> About this exercise: Restate the data below word for word, leaving nothing out.

> Data for this exercise:
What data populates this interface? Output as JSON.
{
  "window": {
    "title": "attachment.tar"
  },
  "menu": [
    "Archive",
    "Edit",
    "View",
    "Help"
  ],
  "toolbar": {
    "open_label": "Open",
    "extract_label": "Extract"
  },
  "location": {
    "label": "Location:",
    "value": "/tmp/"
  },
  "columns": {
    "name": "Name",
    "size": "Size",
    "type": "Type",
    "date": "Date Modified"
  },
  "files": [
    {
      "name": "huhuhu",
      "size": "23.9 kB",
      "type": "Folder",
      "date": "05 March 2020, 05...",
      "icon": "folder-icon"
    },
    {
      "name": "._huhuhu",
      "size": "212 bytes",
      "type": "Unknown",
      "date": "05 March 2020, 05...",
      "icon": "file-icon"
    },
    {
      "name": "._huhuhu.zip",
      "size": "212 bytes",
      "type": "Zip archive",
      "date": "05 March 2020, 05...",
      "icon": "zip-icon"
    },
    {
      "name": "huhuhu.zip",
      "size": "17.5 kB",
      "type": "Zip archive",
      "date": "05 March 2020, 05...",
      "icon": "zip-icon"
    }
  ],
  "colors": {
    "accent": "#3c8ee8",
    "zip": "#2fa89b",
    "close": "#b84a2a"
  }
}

> Output for this task:
What data populates this interface? Output as JSON.
{
  "window": {
    "title": "attachment.tar"
  },
  "menu": [
    "Archive",
    "Edit",
    "View",
    "Help"
  ],
  "toolbar": {
    "open_label": "Open",
    "extract_label": "Extract"
  },
  "location": {
    "label": "Location:",
    "value": "/tmp/"
  },
  "columns": {
    "name": "Name",
    "size": "Size",
    "type": "Type",
    "date": "Date Modified"
  },
  "files": [
    {
      "name": "huhuhu",
      "size": "23.9 kB",
      "type": "Folder",
      "date": "05 March 2020, 05...",
      "icon": "folder-icon"
    },
    {
      "name": "._huhuhu",
      "size": "212 bytes",
      "type": "Unknown",
      "date": "05 March 2020, 05...",
      "icon": "file-icon"
    },
    {
      "name": "._huhuhu.zip",
      "size": "212 bytes",
      "type": "Zip archive",
      "date": "05 March 2020, 05...",
      "icon": "zip-icon"
    },
    {
      "name": "huhuhu.zip",
      "size": "17.5 kB",
      "type": "Zip archive",
      "date": "05 March 2020, 05...",
      "icon": "zip-icon"
    }
  ],
  "colors": {
    "accent": "#3c8ee8",
    "zip": "#2fa89b",
    "close": "#b84a2a"
  }
}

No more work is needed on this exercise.